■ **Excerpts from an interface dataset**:
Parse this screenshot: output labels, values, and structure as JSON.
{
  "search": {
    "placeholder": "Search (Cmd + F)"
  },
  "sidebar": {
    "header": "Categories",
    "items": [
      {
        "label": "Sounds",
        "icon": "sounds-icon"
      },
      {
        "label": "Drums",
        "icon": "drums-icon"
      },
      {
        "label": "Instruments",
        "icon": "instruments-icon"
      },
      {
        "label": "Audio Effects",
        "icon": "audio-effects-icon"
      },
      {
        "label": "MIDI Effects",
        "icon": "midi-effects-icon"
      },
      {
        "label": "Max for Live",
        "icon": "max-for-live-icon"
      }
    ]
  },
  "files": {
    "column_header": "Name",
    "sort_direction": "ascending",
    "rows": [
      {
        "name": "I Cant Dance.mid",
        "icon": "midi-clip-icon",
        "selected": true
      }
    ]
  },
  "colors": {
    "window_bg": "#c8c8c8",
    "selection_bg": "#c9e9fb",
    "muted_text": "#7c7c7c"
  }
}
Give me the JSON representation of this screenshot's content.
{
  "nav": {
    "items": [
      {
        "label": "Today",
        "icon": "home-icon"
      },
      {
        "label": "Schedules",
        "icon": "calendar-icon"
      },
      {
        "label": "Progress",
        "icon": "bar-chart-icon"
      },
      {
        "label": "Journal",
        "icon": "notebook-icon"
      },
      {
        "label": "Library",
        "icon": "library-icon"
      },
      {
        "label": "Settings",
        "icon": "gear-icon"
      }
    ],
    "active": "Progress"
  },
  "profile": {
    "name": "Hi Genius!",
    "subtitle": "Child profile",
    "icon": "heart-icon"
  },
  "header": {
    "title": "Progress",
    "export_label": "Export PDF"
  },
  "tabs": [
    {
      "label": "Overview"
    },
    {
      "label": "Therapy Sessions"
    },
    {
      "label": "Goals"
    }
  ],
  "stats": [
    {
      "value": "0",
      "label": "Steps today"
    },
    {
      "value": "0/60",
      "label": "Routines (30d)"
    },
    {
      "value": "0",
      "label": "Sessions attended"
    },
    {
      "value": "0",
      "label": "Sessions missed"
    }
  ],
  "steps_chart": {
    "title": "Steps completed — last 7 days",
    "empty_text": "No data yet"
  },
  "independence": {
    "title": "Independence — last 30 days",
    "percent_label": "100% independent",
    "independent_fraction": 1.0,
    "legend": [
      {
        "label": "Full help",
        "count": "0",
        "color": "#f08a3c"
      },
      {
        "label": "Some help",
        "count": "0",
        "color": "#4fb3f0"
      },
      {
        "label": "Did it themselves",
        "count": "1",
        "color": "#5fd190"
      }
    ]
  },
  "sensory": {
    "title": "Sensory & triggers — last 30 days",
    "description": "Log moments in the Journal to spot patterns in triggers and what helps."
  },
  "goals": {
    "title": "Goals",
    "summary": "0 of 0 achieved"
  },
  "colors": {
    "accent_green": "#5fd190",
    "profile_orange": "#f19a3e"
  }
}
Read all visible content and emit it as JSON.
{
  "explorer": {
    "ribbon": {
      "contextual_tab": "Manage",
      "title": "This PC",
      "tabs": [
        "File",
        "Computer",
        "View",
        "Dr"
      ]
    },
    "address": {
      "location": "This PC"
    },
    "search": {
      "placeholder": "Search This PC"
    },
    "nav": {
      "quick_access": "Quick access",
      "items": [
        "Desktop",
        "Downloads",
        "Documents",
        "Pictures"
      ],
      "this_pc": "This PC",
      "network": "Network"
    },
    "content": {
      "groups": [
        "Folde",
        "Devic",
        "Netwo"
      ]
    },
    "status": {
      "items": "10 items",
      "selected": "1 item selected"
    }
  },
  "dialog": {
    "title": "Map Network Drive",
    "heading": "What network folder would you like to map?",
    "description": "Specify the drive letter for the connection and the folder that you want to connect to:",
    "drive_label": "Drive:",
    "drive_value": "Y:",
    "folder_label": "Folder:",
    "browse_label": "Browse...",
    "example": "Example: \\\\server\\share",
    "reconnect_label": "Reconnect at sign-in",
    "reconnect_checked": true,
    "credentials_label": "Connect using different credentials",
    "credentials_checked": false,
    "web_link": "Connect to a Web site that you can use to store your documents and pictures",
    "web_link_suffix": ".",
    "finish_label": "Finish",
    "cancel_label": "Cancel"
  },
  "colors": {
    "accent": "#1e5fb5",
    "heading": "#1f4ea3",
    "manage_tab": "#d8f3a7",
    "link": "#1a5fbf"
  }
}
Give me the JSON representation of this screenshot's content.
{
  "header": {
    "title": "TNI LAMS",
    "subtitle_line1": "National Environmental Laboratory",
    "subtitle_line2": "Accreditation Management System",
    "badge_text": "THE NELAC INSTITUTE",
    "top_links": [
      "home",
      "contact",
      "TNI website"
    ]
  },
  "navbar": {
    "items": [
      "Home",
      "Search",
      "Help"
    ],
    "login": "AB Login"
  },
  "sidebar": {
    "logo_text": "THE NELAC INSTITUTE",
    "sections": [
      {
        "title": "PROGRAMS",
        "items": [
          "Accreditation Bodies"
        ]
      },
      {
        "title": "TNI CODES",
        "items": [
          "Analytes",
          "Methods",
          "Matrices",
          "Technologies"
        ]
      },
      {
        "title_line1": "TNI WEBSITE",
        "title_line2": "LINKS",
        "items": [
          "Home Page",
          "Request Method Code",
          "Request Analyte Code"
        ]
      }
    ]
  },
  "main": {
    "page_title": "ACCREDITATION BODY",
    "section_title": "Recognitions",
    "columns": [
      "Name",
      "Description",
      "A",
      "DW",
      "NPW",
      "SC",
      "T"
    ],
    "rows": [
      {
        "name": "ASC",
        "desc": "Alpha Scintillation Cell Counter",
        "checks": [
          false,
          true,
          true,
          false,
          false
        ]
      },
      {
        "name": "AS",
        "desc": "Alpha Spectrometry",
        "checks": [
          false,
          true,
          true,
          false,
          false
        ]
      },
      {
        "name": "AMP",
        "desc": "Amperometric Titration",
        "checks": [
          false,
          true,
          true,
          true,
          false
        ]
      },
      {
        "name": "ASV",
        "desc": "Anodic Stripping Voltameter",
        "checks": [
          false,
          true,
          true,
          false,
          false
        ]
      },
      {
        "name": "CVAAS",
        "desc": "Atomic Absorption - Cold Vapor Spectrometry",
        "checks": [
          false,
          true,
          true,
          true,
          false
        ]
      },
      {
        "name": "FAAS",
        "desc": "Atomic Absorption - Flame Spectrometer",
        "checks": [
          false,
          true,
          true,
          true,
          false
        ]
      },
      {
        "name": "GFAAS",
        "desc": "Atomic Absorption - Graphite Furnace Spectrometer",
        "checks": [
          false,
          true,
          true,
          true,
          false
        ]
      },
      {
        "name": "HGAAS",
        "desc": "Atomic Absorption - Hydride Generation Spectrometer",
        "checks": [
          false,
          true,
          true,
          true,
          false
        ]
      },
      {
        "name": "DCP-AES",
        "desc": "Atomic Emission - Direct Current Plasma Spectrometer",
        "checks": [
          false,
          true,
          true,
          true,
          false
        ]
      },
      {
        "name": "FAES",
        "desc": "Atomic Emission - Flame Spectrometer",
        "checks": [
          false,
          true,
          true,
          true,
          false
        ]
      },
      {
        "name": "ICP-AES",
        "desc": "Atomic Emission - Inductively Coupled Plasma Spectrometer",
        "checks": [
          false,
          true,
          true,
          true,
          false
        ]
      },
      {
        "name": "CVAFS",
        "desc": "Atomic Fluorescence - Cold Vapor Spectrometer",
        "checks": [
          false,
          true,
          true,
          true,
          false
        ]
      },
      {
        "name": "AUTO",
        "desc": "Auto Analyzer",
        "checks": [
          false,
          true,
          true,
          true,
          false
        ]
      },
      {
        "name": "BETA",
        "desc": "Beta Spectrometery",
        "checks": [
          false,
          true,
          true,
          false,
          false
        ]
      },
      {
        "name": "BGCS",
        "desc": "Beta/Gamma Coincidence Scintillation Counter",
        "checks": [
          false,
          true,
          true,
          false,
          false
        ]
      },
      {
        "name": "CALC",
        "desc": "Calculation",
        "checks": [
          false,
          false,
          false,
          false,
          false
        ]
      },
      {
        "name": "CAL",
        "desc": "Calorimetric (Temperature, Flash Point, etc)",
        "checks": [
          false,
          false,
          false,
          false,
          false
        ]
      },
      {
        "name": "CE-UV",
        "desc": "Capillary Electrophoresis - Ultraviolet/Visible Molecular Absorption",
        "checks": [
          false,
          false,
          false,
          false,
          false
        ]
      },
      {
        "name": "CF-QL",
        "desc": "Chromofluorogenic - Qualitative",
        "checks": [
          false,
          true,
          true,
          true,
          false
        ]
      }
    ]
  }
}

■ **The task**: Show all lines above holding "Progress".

■ **Task response**:
        "label": "Progress",
    "active": "Progress"
    "title": "Progress",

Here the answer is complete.